Task item:
Collect every line in the records below that contains the word "html".

Working data:
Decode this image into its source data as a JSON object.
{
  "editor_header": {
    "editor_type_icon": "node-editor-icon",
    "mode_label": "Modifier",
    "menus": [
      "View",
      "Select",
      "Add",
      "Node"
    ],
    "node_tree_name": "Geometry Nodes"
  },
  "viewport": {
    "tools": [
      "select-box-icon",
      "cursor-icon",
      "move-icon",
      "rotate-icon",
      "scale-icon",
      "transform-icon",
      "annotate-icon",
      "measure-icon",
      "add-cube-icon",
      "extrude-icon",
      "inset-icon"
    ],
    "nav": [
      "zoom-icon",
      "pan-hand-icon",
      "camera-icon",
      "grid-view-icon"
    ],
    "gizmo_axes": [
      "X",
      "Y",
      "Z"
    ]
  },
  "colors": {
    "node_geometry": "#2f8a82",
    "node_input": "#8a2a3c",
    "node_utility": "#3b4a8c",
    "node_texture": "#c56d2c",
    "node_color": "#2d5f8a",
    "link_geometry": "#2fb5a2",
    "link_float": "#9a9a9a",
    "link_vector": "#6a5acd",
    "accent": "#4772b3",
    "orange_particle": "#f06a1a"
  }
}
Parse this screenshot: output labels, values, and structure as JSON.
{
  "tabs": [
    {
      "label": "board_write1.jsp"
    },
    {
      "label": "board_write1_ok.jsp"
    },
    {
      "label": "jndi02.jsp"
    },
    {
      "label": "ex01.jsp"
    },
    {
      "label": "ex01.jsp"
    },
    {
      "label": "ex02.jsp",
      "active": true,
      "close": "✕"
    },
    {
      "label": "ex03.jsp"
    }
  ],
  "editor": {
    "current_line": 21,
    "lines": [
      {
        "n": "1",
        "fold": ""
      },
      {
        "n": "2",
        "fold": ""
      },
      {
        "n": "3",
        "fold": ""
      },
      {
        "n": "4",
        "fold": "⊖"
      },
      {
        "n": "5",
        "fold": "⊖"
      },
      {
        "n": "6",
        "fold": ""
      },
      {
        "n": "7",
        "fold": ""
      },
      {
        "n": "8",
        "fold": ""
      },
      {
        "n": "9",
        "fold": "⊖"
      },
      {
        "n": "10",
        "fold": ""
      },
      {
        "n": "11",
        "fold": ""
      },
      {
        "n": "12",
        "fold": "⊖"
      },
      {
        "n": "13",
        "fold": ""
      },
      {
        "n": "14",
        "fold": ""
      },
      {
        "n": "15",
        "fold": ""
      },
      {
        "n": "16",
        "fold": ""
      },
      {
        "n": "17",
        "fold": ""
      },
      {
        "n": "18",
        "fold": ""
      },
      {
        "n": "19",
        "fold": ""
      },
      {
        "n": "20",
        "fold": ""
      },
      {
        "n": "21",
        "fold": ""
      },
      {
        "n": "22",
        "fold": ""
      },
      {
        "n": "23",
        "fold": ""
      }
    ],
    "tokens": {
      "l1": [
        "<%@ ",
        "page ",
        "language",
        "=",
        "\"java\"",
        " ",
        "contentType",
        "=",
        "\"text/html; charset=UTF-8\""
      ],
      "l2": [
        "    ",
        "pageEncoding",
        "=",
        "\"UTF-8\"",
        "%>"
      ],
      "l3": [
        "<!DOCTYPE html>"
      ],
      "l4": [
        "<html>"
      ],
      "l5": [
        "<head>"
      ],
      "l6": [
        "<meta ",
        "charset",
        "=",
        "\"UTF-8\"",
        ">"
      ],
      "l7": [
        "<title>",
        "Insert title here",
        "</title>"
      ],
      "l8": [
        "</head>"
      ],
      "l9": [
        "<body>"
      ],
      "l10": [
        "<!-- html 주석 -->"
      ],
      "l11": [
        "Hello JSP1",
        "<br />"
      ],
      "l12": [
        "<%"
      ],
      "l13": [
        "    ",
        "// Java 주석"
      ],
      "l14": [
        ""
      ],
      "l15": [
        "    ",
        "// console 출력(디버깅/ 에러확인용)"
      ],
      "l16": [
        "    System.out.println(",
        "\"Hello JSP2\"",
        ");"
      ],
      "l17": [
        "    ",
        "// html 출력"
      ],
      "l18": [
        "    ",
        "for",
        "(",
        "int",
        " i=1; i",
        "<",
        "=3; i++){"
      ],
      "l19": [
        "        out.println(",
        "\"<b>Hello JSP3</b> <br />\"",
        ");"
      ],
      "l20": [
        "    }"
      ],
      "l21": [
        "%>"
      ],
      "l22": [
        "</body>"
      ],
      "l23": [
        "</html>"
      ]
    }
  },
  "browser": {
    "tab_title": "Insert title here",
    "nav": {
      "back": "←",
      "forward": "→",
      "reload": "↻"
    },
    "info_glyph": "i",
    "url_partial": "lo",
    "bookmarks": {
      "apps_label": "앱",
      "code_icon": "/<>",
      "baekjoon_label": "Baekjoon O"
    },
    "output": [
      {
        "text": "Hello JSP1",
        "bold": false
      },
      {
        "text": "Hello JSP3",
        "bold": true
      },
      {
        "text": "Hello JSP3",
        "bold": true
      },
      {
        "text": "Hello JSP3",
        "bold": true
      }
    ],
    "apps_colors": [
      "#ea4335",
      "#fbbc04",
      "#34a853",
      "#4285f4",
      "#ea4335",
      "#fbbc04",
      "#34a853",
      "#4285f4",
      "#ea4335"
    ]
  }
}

Result of the task:
        "\"text/html; charset=UTF-8\""
        "<!DOCTYPE html>"
        "<html>"
        "<!-- html 주석 -->"
        "// html 출력"
        "</html>"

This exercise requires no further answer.